The feeding cats table below shows the feeding guide for our adult cat food. These foods are also suitable for senior cats but we recommend less food for the seniors as their digestion starts to slow down. It’s worth noting that this is only a guide and you may need to adjust this depending on the:
The feeding kittens table shows the feeding guide for our Kitten Chicken & Rice food. We base feeding amounts on their current weight as well as their age so you will need to keep increasing this as they grow. We recommend moving to adult food at around 9 months old. Read our blog on feeding your kitten for more info.
There are a number of different ways you can divide your cat’s food throughout the day. The best option depends on what your cat prefers as well as what fits your lifestyle best.
Free-feeding is when you distribute your cat’s allowance in the morning and they can choose to eat this at any point.
Of course, if your cat is a greedy guts and likely to devour the whole thing in one, this may not be the best option. Conversely, if your cat has the ability to self-regulate their meal times and graze throughout the day, free-feeding is a viable option. This is all down to appetite and every cat will be unique.

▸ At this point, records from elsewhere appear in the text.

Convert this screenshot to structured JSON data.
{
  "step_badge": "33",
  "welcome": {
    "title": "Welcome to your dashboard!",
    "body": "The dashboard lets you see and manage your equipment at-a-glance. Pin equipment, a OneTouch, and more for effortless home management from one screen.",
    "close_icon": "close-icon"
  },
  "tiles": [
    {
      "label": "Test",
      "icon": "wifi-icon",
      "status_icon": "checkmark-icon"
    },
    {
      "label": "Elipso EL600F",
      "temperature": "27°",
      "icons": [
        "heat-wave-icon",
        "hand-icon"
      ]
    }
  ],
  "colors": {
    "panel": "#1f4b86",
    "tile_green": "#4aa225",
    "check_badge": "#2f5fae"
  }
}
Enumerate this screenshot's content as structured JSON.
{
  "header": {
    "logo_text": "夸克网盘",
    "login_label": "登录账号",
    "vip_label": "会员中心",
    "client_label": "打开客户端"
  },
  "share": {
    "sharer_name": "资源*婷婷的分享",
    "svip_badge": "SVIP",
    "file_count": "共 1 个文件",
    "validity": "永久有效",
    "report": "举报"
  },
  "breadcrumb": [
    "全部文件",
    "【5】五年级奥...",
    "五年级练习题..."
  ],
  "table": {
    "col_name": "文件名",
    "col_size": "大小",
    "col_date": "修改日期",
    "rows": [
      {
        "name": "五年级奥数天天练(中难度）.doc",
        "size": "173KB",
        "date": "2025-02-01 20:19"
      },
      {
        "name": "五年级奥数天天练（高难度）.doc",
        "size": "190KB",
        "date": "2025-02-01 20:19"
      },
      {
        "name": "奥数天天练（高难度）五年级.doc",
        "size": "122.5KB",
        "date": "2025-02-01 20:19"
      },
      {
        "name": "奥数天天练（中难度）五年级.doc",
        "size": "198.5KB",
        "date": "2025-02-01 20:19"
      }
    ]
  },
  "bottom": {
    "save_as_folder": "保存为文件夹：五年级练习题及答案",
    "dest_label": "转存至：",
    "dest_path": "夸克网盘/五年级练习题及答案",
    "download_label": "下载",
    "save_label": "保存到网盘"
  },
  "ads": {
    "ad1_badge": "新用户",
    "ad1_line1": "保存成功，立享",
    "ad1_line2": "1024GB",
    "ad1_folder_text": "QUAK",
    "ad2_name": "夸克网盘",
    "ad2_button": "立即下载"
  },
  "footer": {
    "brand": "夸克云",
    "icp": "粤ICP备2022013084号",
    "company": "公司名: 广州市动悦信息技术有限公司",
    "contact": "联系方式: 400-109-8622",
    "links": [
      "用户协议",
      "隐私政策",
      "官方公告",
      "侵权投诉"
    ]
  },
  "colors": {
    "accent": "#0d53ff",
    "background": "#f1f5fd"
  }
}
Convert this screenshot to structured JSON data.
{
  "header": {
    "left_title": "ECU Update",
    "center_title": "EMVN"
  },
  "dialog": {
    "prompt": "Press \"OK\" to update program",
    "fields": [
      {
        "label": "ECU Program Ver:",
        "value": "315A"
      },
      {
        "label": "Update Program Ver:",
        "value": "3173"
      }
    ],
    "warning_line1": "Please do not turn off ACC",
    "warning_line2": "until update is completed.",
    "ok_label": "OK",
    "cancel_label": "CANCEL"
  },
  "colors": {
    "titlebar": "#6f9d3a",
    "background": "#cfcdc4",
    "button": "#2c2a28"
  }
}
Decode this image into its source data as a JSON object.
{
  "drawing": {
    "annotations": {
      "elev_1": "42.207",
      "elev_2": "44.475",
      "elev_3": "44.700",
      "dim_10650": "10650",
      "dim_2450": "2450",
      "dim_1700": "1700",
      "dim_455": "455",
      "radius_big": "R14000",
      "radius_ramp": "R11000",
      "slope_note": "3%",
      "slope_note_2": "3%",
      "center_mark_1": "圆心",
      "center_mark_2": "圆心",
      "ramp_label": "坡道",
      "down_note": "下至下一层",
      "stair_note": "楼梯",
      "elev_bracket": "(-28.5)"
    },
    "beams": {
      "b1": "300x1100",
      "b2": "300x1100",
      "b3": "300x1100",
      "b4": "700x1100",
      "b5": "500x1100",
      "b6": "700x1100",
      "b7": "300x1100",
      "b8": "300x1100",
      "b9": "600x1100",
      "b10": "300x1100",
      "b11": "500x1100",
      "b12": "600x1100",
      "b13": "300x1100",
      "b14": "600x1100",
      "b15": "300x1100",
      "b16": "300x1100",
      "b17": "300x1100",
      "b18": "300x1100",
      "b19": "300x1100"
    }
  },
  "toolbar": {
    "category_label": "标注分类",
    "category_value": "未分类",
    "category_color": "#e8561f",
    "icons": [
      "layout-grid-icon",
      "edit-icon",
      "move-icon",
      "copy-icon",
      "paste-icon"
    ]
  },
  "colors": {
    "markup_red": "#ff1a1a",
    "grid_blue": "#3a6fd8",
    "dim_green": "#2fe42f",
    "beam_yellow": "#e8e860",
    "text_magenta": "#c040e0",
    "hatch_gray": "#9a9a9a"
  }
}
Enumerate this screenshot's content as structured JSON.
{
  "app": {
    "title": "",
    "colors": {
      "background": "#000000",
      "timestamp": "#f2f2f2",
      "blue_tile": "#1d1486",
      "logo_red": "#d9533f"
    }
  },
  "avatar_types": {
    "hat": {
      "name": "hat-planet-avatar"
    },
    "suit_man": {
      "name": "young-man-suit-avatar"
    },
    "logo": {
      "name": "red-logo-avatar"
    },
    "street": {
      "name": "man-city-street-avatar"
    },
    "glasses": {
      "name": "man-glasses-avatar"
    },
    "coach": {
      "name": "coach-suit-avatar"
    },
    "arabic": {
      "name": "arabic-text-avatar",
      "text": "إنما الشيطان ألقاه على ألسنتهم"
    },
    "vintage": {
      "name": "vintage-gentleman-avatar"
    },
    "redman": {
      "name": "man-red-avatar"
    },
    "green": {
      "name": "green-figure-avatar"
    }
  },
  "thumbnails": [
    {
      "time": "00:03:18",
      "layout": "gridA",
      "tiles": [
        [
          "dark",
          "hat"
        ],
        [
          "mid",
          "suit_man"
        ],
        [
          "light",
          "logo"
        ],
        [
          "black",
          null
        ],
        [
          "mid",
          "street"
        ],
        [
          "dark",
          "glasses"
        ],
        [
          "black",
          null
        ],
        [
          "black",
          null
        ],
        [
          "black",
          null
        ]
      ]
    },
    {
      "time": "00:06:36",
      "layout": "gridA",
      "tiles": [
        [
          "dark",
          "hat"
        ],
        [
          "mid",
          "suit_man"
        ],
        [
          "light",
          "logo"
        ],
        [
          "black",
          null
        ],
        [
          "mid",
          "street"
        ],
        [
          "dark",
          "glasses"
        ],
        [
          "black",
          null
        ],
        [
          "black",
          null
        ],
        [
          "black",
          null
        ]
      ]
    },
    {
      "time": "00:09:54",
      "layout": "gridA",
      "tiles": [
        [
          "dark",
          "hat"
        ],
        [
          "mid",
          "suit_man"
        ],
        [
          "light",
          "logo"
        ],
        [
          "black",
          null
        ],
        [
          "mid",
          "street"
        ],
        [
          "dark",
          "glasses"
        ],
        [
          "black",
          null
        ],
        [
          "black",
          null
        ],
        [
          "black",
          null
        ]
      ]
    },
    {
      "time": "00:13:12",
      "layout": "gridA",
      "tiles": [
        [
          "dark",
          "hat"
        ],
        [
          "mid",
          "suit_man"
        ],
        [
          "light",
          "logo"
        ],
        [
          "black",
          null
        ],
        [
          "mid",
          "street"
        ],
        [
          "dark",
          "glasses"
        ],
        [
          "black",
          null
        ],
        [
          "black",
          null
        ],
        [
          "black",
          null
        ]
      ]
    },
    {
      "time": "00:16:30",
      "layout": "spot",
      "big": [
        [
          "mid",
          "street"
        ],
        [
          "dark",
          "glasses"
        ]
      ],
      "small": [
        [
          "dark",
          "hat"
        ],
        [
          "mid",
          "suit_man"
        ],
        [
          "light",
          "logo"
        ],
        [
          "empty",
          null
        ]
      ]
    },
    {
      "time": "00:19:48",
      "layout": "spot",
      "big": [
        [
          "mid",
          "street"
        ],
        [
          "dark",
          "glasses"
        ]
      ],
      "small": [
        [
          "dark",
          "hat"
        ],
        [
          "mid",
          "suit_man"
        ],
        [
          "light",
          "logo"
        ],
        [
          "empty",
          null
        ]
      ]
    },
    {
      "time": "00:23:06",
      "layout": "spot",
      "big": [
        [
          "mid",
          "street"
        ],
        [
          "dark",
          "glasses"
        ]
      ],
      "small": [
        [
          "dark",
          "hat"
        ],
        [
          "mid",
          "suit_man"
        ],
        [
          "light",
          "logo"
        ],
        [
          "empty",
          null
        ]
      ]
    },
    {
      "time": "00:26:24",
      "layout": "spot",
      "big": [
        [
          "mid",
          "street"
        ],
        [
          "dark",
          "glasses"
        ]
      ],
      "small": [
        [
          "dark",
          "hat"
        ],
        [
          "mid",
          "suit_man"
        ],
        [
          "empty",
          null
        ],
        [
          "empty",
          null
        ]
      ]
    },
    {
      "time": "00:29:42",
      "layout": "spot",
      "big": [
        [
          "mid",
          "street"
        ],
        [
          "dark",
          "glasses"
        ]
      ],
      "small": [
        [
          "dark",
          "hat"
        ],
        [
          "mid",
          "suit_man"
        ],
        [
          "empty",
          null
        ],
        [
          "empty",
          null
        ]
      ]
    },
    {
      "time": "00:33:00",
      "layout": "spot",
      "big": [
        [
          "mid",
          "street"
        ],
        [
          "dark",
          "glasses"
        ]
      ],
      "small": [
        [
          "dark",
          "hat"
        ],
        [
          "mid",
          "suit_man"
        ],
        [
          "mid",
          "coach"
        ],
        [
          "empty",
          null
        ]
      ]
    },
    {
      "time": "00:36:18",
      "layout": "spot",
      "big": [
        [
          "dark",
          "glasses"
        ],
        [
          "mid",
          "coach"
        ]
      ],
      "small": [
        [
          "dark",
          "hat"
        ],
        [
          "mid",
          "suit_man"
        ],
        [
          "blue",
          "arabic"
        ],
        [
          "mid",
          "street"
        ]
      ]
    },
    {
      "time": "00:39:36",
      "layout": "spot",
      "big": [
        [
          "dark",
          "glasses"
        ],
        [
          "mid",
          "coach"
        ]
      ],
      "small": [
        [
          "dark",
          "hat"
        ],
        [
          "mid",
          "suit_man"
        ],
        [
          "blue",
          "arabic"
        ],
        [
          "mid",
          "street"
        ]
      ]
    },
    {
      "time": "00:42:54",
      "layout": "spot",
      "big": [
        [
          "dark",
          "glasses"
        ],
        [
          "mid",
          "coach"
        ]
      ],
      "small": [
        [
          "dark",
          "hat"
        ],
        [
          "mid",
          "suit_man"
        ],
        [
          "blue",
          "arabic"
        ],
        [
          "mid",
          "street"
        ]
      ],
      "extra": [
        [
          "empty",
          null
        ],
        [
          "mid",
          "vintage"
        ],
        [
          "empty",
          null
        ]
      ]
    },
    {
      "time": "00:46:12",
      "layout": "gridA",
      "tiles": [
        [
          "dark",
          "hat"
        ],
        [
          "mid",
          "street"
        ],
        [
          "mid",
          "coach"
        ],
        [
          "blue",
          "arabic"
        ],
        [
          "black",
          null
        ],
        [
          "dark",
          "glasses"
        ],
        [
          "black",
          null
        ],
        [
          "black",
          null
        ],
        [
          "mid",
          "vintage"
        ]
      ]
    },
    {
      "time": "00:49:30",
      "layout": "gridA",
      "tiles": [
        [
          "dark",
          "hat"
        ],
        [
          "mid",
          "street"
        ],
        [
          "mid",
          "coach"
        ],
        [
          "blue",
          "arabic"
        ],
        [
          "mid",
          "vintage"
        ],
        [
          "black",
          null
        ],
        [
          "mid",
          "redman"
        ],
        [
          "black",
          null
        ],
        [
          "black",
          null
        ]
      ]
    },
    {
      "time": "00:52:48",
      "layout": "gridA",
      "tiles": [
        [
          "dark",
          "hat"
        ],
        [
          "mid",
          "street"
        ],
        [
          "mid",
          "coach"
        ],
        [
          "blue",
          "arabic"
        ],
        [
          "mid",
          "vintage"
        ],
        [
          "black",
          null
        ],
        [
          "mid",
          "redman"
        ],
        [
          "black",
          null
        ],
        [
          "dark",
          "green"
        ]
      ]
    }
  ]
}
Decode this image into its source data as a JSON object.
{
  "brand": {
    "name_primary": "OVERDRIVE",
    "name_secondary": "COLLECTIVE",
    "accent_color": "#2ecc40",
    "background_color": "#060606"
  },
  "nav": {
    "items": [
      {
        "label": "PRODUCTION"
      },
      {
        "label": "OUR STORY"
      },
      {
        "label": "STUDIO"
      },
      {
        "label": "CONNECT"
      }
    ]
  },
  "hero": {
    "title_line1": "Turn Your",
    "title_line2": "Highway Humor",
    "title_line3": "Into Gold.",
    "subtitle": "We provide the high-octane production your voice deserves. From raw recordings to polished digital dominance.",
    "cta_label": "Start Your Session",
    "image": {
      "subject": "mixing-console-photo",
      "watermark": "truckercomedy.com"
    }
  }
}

Feeding your cat at set meal times with their daily food ration spread out between meals is another option. Ensure your cat eats at least two meals per day because cats usually prefer to eat little and often. There are a number of benefits to this including:
We all enjoy giving treats to our cats but moderation is key! Your cat will need a bit less food to account for any treats as they should be given within their daily feeding amounts. Treats or extras should not make up more than 5% of your cat’s diet .
Keep an eye on the body condition of your cat and their behaviour towards their food as this will give you a good insight into if their current food and meal times are suiting them.
If you would like more specific advice please contact us on 0800 0836696, email us on firstname.lastname@example.org or use the Live Chat on our website.
|FEEDING ADULT CATS|
|Body Weight||Adult (9+ Months)||Senior||Neutered|
|Approximate Age||Body Weight (kg)||Daily Feeding Amount (g)|
|up to 5 weeks||up to 0.5||up to 35|
|5-10 weeks||0.5 - 1||35 - 55|
|10-20 weeks||1 - 2||55 - 70|
*References:  Case. L. P. (2003) Nutrition in The Cat; Its Behaviour, Nutrition & Health, Blackwell Publishing, Iowa, 330-331.